*Problem to work on*: Copy the lines word for word. Begin at the line that contains "What's the underlying" and end with the final line of the data.

*Entries taken from a collection*:

Content starts

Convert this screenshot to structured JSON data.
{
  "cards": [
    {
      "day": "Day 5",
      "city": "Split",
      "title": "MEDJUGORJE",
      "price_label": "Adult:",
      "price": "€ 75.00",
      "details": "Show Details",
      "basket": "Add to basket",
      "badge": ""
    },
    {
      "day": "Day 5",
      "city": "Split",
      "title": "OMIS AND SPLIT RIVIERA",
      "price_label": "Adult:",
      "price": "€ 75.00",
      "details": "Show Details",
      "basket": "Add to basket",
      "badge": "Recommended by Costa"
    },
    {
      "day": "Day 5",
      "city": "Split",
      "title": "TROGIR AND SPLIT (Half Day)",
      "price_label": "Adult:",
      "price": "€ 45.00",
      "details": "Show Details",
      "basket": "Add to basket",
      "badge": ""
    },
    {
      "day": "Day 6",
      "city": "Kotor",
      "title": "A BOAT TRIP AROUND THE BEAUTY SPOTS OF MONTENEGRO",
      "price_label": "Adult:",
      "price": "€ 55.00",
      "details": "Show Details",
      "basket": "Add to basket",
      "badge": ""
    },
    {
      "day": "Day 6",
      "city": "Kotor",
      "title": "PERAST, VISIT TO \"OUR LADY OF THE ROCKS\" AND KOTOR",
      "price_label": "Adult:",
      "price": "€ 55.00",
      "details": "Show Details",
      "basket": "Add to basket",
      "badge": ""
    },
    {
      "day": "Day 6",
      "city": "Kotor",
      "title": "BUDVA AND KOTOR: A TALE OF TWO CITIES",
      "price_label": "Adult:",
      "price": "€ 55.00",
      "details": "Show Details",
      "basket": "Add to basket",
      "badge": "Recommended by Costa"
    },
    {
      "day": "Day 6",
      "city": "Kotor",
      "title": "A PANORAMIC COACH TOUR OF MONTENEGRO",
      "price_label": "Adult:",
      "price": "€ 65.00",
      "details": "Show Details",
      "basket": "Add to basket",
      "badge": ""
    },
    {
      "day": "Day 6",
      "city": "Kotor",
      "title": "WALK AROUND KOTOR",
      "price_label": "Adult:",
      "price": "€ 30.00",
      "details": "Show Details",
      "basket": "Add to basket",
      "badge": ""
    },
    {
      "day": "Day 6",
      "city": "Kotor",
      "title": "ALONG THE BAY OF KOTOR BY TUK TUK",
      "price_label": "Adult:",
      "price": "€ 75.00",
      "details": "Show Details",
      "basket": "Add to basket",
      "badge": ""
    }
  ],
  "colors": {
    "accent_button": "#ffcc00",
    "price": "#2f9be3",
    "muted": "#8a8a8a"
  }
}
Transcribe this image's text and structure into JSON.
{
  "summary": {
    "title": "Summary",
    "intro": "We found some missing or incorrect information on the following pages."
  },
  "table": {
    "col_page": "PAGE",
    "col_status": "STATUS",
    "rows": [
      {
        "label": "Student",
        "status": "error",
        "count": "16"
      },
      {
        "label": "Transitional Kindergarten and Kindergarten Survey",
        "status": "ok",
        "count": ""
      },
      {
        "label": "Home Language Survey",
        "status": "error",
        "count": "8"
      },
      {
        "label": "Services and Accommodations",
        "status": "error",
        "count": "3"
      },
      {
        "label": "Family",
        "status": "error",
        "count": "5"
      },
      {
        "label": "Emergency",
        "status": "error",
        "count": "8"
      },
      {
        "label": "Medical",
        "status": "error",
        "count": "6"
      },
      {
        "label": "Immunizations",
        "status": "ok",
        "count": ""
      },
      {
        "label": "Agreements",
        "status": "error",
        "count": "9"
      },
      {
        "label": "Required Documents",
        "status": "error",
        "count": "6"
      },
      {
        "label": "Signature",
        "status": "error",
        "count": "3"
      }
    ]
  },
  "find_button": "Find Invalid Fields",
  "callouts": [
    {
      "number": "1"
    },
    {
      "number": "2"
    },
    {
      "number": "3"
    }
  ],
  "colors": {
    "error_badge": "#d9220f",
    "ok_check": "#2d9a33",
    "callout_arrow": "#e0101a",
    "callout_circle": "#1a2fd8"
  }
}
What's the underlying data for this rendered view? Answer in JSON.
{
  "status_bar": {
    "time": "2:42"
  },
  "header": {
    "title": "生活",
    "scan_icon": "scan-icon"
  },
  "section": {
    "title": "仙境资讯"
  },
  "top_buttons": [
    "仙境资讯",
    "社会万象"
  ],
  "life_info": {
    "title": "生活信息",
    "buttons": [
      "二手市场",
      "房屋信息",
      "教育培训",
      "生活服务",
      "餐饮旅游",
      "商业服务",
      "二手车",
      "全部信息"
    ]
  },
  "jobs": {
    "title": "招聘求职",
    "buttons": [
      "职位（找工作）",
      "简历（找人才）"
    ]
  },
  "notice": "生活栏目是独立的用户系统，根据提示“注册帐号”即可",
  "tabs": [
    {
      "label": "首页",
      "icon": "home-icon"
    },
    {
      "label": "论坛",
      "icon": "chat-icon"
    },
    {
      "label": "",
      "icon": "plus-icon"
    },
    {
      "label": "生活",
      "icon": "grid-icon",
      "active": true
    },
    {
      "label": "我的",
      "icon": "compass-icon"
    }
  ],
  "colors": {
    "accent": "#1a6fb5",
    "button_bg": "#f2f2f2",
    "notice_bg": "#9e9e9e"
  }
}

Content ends

*Exercise output*:
What's the underlying data for this rendered view? Answer in JSON.
{
  "status_bar": {
    "time": "2:42"
  },
  "header": {
    "title": "生活",
    "scan_icon": "scan-icon"
  },
  "section": {
    "title": "仙境资讯"
  },
  "top_buttons": [
    "仙境资讯",
    "社会万象"
  ],
  "life_info": {
    "title": "生活信息",
    "buttons": [
      "二手市场",
      "房屋信息",
      "教育培训",
      "生活服务",
      "餐饮旅游",
      "商业服务",
      "二手车",
      "全部信息"
    ]
  },
  "jobs": {
    "title": "招聘求职",
    "buttons": [
      "职位（找工作）",
      "简历（找人才）"
    ]
  },
  "notice": "生活栏目是独立的用户系统，根据提示“注册帐号”即可",
  "tabs": [
    {
      "label": "首页",
      "icon": "home-icon"
    },
    {
      "label": "论坛",
      "icon": "chat-icon"
    },
    {
      "label": "",
      "icon": "plus-icon"
    },
    {
      "label": "生活",
      "icon": "grid-icon",
      "active": true
    },
    {
      "label": "我的",
      "icon": "compass-icon"
    }
  ],
  "colors": {
    "accent": "#1a6fb5",
    "button_bg": "#f2f2f2",
    "notice_bg": "#9e9e9e"
  }
}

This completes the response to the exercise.